- WHAT YOU WILL DO
Repeat each line of the material below exactly.

- INPUT FOR THIS TASK
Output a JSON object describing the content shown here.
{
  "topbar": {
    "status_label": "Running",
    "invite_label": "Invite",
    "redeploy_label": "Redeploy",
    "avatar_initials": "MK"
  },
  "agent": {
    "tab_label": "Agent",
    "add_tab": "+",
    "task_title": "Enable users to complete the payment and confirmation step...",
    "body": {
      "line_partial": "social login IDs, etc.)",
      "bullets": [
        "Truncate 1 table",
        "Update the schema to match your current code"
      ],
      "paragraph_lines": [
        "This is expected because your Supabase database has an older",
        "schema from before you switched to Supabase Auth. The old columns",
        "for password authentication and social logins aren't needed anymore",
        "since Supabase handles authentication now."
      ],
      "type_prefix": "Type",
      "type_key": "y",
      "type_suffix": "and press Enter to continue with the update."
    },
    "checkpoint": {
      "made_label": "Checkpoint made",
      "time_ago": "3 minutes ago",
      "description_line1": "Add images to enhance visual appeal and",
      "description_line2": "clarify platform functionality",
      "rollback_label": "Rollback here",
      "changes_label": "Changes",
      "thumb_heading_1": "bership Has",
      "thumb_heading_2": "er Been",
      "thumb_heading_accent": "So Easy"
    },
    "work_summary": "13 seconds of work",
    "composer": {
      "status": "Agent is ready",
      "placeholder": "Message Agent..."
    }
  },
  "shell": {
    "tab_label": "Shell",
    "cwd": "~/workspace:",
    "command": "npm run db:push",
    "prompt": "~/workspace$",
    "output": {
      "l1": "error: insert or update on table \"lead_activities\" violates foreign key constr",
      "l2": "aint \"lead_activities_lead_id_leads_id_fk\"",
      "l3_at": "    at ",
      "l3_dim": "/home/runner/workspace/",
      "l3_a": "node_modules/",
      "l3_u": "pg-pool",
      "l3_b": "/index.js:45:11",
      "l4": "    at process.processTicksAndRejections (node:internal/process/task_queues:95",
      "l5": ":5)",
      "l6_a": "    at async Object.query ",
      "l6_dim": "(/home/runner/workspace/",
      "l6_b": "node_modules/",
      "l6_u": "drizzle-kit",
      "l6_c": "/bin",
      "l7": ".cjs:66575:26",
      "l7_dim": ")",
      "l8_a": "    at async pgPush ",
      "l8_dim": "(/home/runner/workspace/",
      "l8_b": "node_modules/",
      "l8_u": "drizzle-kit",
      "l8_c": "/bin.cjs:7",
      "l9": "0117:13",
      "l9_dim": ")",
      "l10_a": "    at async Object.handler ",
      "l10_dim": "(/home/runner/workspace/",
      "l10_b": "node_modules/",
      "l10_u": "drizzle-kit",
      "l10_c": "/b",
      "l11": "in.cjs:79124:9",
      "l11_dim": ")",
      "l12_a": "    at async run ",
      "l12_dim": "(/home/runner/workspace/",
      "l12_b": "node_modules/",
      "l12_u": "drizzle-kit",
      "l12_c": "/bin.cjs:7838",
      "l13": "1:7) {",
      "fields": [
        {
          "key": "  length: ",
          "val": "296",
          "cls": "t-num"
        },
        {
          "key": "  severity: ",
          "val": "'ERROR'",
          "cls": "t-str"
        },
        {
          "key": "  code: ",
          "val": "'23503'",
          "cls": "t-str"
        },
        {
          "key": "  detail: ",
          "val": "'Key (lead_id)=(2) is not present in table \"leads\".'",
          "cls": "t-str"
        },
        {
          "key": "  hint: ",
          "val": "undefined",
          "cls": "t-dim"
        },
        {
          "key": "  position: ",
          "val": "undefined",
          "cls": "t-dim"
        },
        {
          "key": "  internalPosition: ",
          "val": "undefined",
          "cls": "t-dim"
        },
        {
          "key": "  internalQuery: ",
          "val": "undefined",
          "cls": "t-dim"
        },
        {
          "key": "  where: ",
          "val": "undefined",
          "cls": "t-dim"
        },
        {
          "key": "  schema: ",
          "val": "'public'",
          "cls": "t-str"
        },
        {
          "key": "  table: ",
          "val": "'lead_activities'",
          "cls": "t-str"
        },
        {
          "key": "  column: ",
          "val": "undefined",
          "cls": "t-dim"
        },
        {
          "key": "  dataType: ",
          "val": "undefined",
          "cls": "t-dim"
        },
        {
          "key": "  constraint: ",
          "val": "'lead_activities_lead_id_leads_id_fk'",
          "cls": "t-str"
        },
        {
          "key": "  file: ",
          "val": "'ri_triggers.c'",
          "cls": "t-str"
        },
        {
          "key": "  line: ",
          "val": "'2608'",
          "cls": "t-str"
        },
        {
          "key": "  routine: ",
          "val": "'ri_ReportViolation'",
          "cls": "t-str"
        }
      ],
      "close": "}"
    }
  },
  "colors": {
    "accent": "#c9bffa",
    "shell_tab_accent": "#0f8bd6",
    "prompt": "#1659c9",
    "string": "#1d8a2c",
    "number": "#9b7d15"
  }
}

- SOLUTION TO THIS EXERCISE
Output a JSON object describing the content shown here.
{
  "topbar": {
    "status_label": "Running",
    "invite_label": "Invite",
    "redeploy_label": "Redeploy",
    "avatar_initials": "MK"
  },
  "agent": {
    "tab_label": "Agent",
    "add_tab": "+",
    "task_title": "Enable users to complete the payment and confirmation step...",
    "body": {
      "line_partial": "social login IDs, etc.)",
      "bullets": [
        "Truncate 1 table",
        "Update the schema to match your current code"
      ],
      "paragraph_lines": [
        "This is expected because your Supabase database has an older",
        "schema from before you switched to Supabase Auth. The old columns",
        "for password authentication and social logins aren't needed anymore",
        "since Supabase handles authentication now."
      ],
      "type_prefix": "Type",
      "type_key": "y",
      "type_suffix": "and press Enter to continue with the update."
    },
    "checkpoint": {
      "made_label": "Checkpoint made",
      "time_ago": "3 minutes ago",
      "description_line1": "Add images to enhance visual appeal and",
      "description_line2": "clarify platform functionality",
      "rollback_label": "Rollback here",
      "changes_label": "Changes",
      "thumb_heading_1": "bership Has",
      "thumb_heading_2": "er Been",
      "thumb_heading_accent": "So Easy"
    },
    "work_summary": "13 seconds of work",
    "composer": {
      "status": "Agent is ready",
      "placeholder": "Message Agent..."
    }
  },
  "shell": {
    "tab_label": "Shell",
    "cwd": "~/workspace:",
    "command": "npm run db:push",
    "prompt": "~/workspace$",
    "output": {
      "l1": "error: insert or update on table \"lead_activities\" violates foreign key constr",
      "l2": "aint \"lead_activities_lead_id_leads_id_fk\"",
      "l3_at": "    at ",
      "l3_dim": "/home/runner/workspace/",
      "l3_a": "node_modules/",
      "l3_u": "pg-pool",
      "l3_b": "/index.js:45:11",
      "l4": "    at process.processTicksAndRejections (node:internal/process/task_queues:95",
      "l5": ":5)",
      "l6_a": "    at async Object.query ",
      "l6_dim": "(/home/runner/workspace/",
      "l6_b": "node_modules/",
      "l6_u": "drizzle-kit",
      "l6_c": "/bin",
      "l7": ".cjs:66575:26",
      "l7_dim": ")",
      "l8_a": "    at async pgPush ",
      "l8_dim": "(/home/runner/workspace/",
      "l8_b": "node_modules/",
      "l8_u": "drizzle-kit",
      "l8_c": "/bin.cjs:7",
      "l9": "0117:13",
      "l9_dim": ")",
      "l10_a": "    at async Object.handler ",
      "l10_dim": "(/home/runner/workspace/",
      "l10_b": "node_modules/",
      "l10_u": "drizzle-kit",
      "l10_c": "/b",
      "l11": "in.cjs:79124:9",
      "l11_dim": ")",
      "l12_a": "    at async run ",
      "l12_dim": "(/home/runner/workspace/",
      "l12_b": "node_modules/",
      "l12_u": "drizzle-kit",
      "l12_c": "/bin.cjs:7838",
      "l13": "1:7) {",
      "fields": [
        {
          "key": "  length: ",
          "val": "296",
          "cls": "t-num"
        },
        {
          "key": "  severity: ",
          "val": "'ERROR'",
          "cls": "t-str"
        },
        {
          "key": "  code: ",
          "val": "'23503'",
          "cls": "t-str"
        },
        {
          "key": "  detail: ",
          "val": "'Key (lead_id)=(2) is not present in table \"leads\".'",
          "cls": "t-str"
        },
        {
          "key": "  hint: ",
          "val": "undefined",
          "cls": "t-dim"
        },
        {
          "key": "  position: ",
          "val": "undefined",
          "cls": "t-dim"
        },
        {
          "key": "  internalPosition: ",
          "val": "undefined",
          "cls": "t-dim"
        },
        {
          "key": "  internalQuery: ",
          "val": "undefined",
          "cls": "t-dim"
        },
        {
          "key": "  where: ",
          "val": "undefined",
          "cls": "t-dim"
        },
        {
          "key": "  schema: ",
          "val": "'public'",
          "cls": "t-str"
        },
        {
          "key": "  table: ",
          "val": "'lead_activities'",
          "cls": "t-str"
        },
        {
          "key": "  column: ",
          "val": "undefined",
          "cls": "t-dim"
        },
        {
          "key": "  dataType: ",
          "val": "undefined",
          "cls": "t-dim"
        },
        {
          "key": "  constraint: ",
          "val": "'lead_activities_lead_id_leads_id_fk'",
          "cls": "t-str"
        },
        {
          "key": "  file: ",
          "val": "'ri_triggers.c'",
          "cls": "t-str"
        },
        {
          "key": "  line: ",
          "val": "'2608'",
          "cls": "t-str"
        },
        {
          "key": "  routine: ",
          "val": "'ri_ReportViolation'",
          "cls": "t-str"
        }
      ],
      "close": "}"
    }
  },
  "colors": {
    "accent": "#c9bffa",
    "shell_tab_accent": "#0f8bd6",
    "prompt": "#1659c9",
    "string": "#1d8a2c",
    "number": "#9b7d15"
  }
}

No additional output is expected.